Reasons for the US’ objection about the nature of WTO dispute settlement reports are insufficient, which could confirmed from the following three grounds: the comments from other members, the historic case in the US, and cases in the practice of the WTO. It is unnecessary to treat the AB’s decisions as binding precedents, as the use of precedent in the WTO dispute settlement mechanism contains more disadvantages.. Considering it as jurisprudence constante is a better course.


*Attorney-at-law (PRC Bar). LL.M, University of Edinburgh.
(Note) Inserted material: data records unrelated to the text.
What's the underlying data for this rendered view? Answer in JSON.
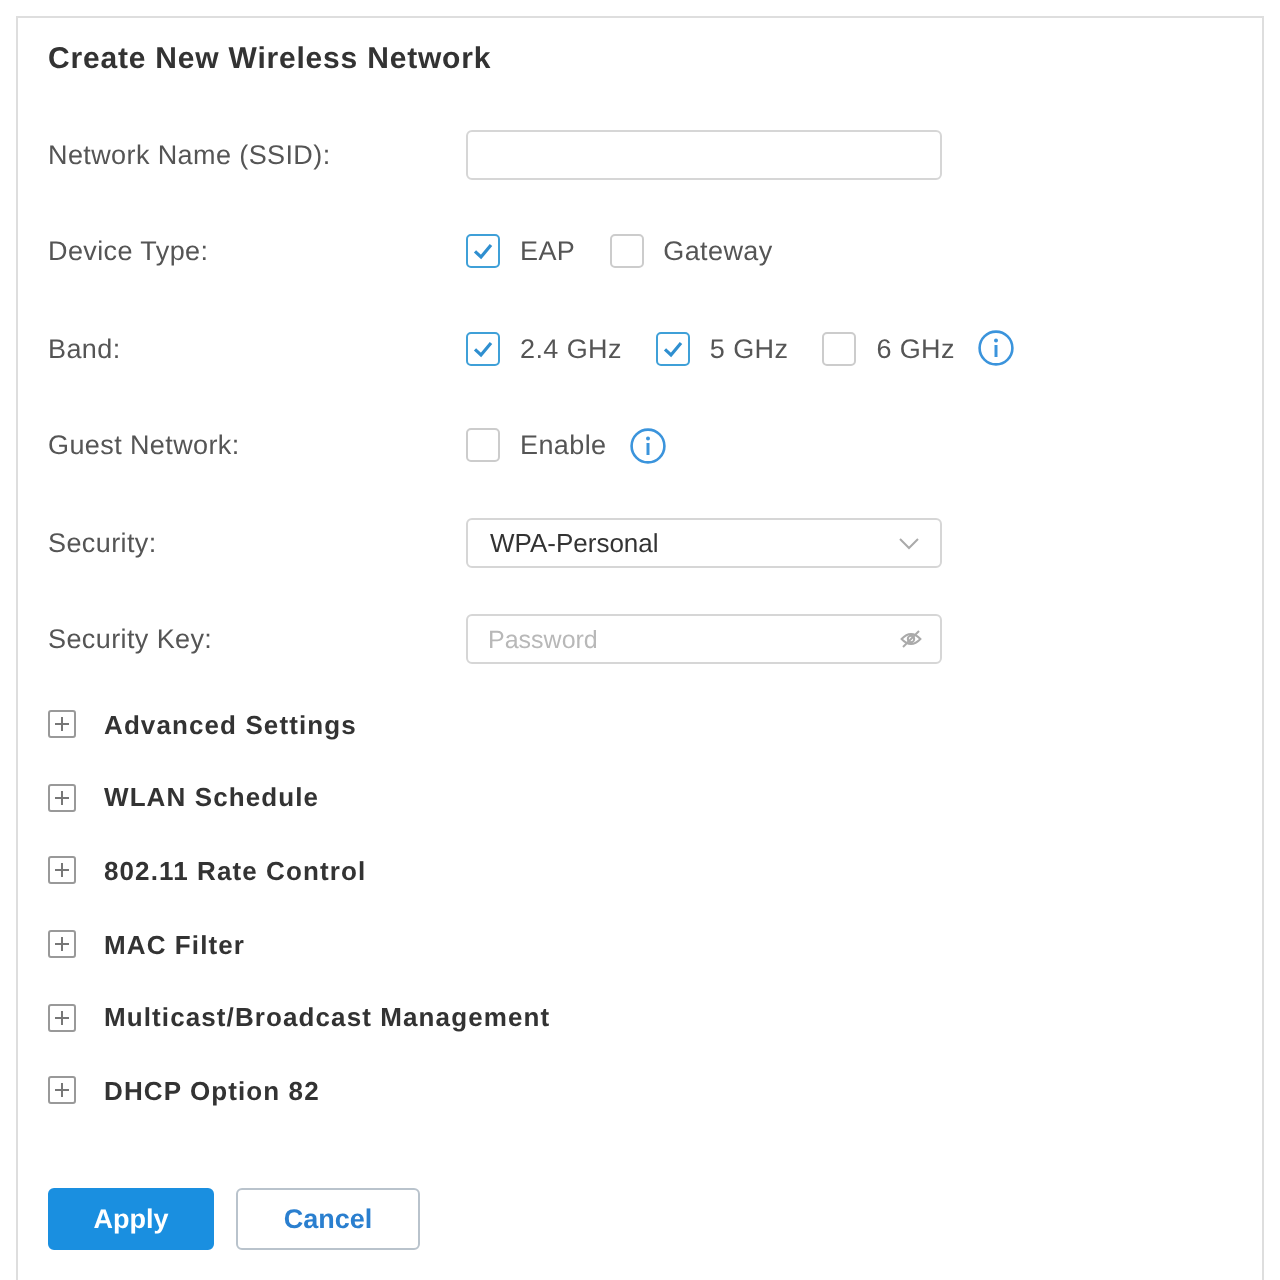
{
  "panel": {
    "title": "Create New Wireless Network",
    "fields": [
      {
        "kind": "text",
        "label": "Network Name (SSID):"
      },
      {
        "kind": "checkboxes",
        "label": "Device Type:",
        "options": [
          {
            "label": "EAP",
            "checked": true
          },
          {
            "label": "Gateway",
            "checked": false
          }
        ]
      },
      {
        "kind": "checkboxes",
        "label": "Band:",
        "options": [
          {
            "label": "2.4 GHz",
            "checked": true
          },
          {
            "label": "5 GHz",
            "checked": true
          },
          {
            "label": "6 GHz",
            "checked": false
          }
        ],
        "info": true
      },
      {
        "kind": "checkboxes",
        "label": "Guest Network:",
        "options": [
          {
            "label": "Enable",
            "checked": false
          }
        ],
        "info": true
      },
      {
        "kind": "select",
        "label": "Security:",
        "value": "WPA-Personal"
      },
      {
        "kind": "password",
        "label": "Security Key:",
        "placeholder": "Password"
      }
    ],
    "sections": [
      {
        "label": "Advanced Settings",
        "expanded": false
      },
      {
        "label": "WLAN Schedule",
        "expanded": false
      },
      {
        "label": "802.11 Rate Control",
        "expanded": false
      },
      {
        "label": "MAC Filter",
        "expanded": false
      },
      {
        "label": "Multicast/Broadcast Management",
        "expanded": false
      },
      {
        "label": "DHCP Option 82",
        "expanded": false
      }
    ],
    "buttons": [
      {
        "label": "Apply",
        "kind": "primary"
      },
      {
        "label": "Cancel",
        "kind": "secondary"
      }
    ]
  }
}
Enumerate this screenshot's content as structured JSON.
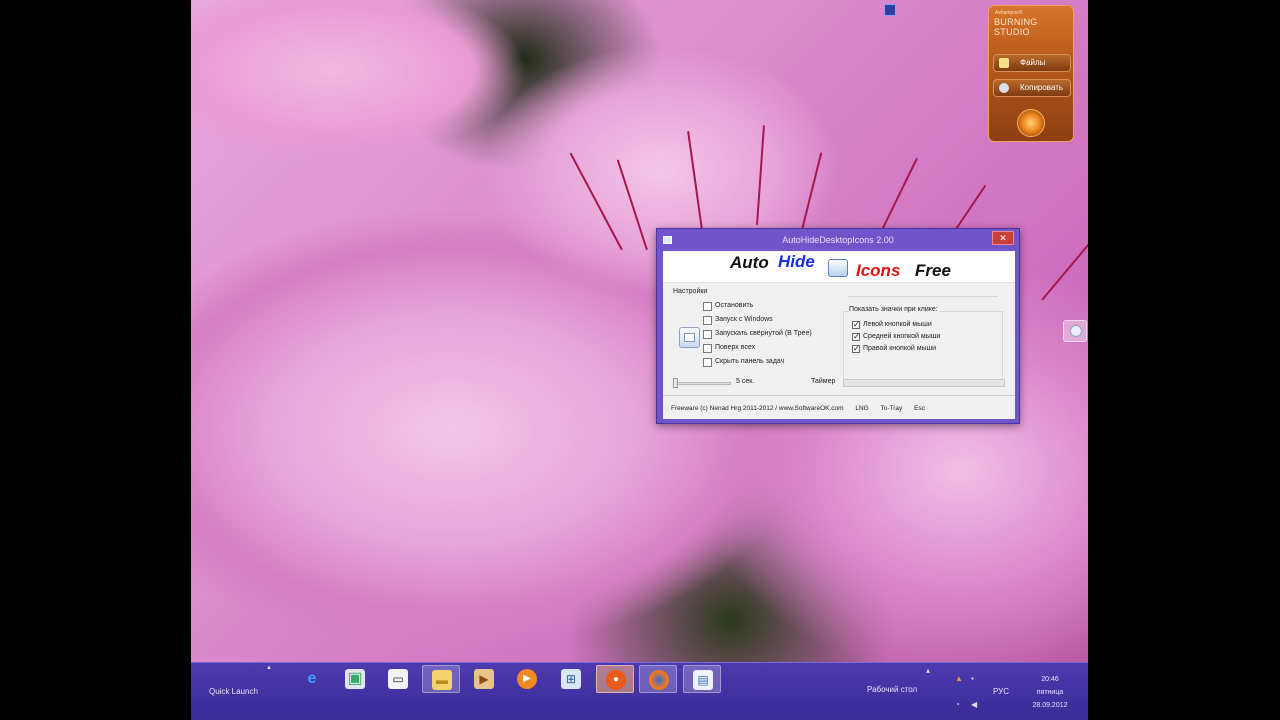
{
  "window": {
    "title": "AutoHideDesktopIcons 2.00",
    "close_label": "✕",
    "banner": {
      "word1": "Auto",
      "word2": "Hide",
      "word3": "Icons",
      "word4": "Free"
    },
    "settings_label": "Настройки",
    "options": [
      {
        "label": "Остановить",
        "checked": false
      },
      {
        "label": "Запуск с Windows",
        "checked": false
      },
      {
        "label": "Запускать свёрнутой (В Трее)",
        "checked": false
      },
      {
        "label": "Поверх всех",
        "checked": false
      },
      {
        "label": "Скрыть панель задач",
        "checked": false
      }
    ],
    "show_icons_label": "Показать значки при клике:",
    "click_options": [
      {
        "label": "Левой кнопкой мыши",
        "checked": true,
        "mark": "✓"
      },
      {
        "label": "Средней кнопкой мыши",
        "checked": true,
        "mark": "✓"
      },
      {
        "label": "Правой кнопкой мыши",
        "checked": true,
        "mark": "✓"
      }
    ],
    "seconds_label": "5 сек.",
    "timer_label": "Таймер",
    "footer": {
      "copyright": "Freeware (c) Nenad Hrg 2011-2012 / www.SoftwareOK.com",
      "lng": "LNG",
      "to_tray": "To-Tray",
      "esc": "Esc"
    }
  },
  "gadget": {
    "brand_small": "Ashampoo®",
    "brand": "BURNING STUDIO",
    "btn_files": "Файлы",
    "btn_copy": "Копировать"
  },
  "taskbar": {
    "quick_launch": "Quick Launch",
    "desktop_label": "Рабочий стол",
    "language": "РУС",
    "time": "20:46",
    "day": "пятница",
    "date": "28.09.2012",
    "icons": [
      "ie-icon",
      "explorer-icon",
      "media-icon",
      "folder-icon",
      "video-icon",
      "player-icon",
      "network-icon",
      "burning-icon",
      "firefox-icon",
      "autohide-icon"
    ]
  }
}
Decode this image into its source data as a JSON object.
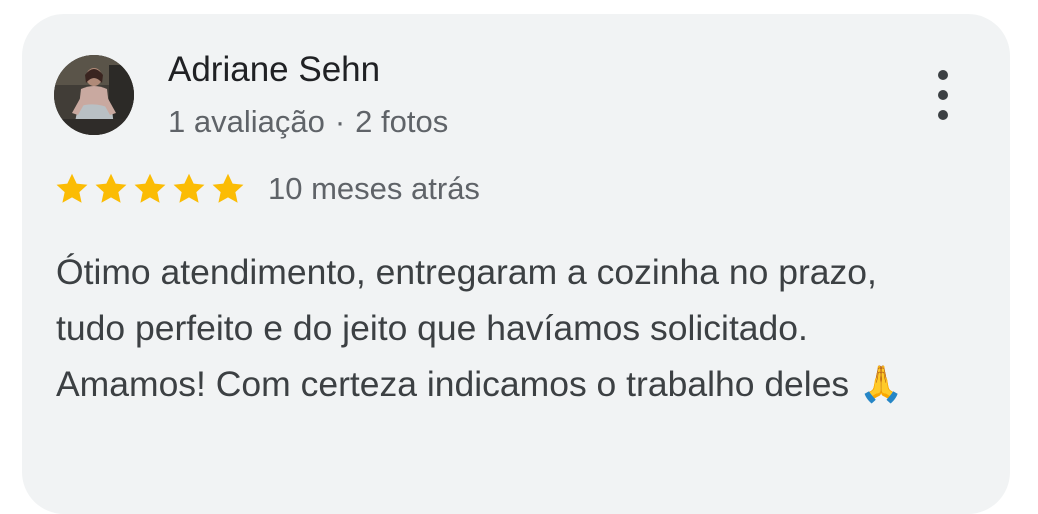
{
  "review": {
    "author": "Adriane Sehn",
    "reviews_count": "1 avaliação",
    "separator": "·",
    "photos_count": "2 fotos",
    "rating": 5,
    "rating_max": 5,
    "time_ago": "10 meses atrás",
    "text": "Ótimo atendimento, entregaram a cozinha no prazo, tudo perfeito e do jeito que havíamos solicitado. Amamos! Com certeza indicamos o trabalho deles 🙏"
  },
  "icons": {
    "more": "more-vert-icon",
    "star": "star-icon",
    "avatar": "profile-photo"
  },
  "colors": {
    "card_background": "#f1f3f4",
    "star": "#fbbc04",
    "name": "#202124",
    "secondary_text": "#5f6368",
    "body_text": "#3c4043"
  }
}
ORCID: 0000-0002-2845-6013

[1] Appellate Body Report, US – Stainless Steel (Mexico) (WT/DS344/R, 2008) para.160.

[2] Statement by the United States on the Precedential Value of Panel or Appellate Body Reports (Geneva 2018) para 3.

[3] Panel Report, US – Stainless Steel (Mexico) (WT/DS344/R, 2008) para 7.106.

[4] Ibid. para. 162.

[5] Ibid., para. 158-160.

[6] D Palmeter and P C Mavroidis, “The WTO Legal System: Sources of Law” (1998) 92 AM.J. INT’LL 398.

[7] Panel Report, China – Rare Earths (United States) (WT/DS433/R, 2014) paras 7.59–7.61.

[8] Panel Report, US [FIGURE DASH] Countervailing and Anti-Dumping Measures (China) (WT/DS449/R, 2014) paras 7.317

[9] B Mostafa and C. Adam, “Revisiting Procedure and Precedent in the WTO: An Analysis of US – Countervailing and Anti-Dumping Measures (China)” (2015) 728 Coase-Sandor Working Paper Series in Law and Economics 11.

[10] Supra note 3.

[11] Ibid.

[12] J Bacchus and S Lester, “Of Precedent and Persuasion: The Crucial Role of an Appeals Court in WTO Disputes” (2019)74 CATO Institute 2.

[13] US v Venezuela 1996 DSR 22.

[14] US v India 1998 DSR 118-110.

[15] G Gilbert, “The Use of Precedent by International Judges ad Arbitrators” (2012) 2 JIDS 6.

[16] Supra note 9, at 15.

[17] B M Hoekman and M M Kostecki, The Political Economy of The World Trading System


[18] L Simon, “What Is the Precedential Value of Appellate Body Reports?” (2018) 3 International Economic Law and Policy Blog, available at

[19] E Bodenheimer, Jurisprudence: The Philosophy and Method of the Law (1962) 390.

[20] Ibid.

[21] Supra note 9, at 17.

[22] Ibid.

[23] Ibid.

[24] Panel Report, US-CVD and AD Measures (China) (WT/DS379/12/Add.7) para. 7.317.

[25] Supra note 9, at 17.

[26] D Palmeter and P C Mavroidis, “The WTO Legal System: Sources of Law” (1998) 92 AM.J. INT’LL 398.

[27] Ibid.

[28] Z Naigen, “The Precedential Value or Treaty Interpretation of Appellate Body” (2019) 2 International Economic Review 45.

[29] A Roer, Legal Theory, Sources of Law and the Semantic Web (2009), 246.

[30] WTO Analytical, WTO Analytical Index (Guide to WTO Law and Practice), 1995-2011 (June 2012).

[31] International Court of Justice Reports, Temple of Preah Vihear (Cambodia v Thailand): Preliminary Objections para 32.

[32] Daimler Financial Services AG v. Argentine, ICSID Case No. ARB/05/1, Award, 22 August 2012, para 34.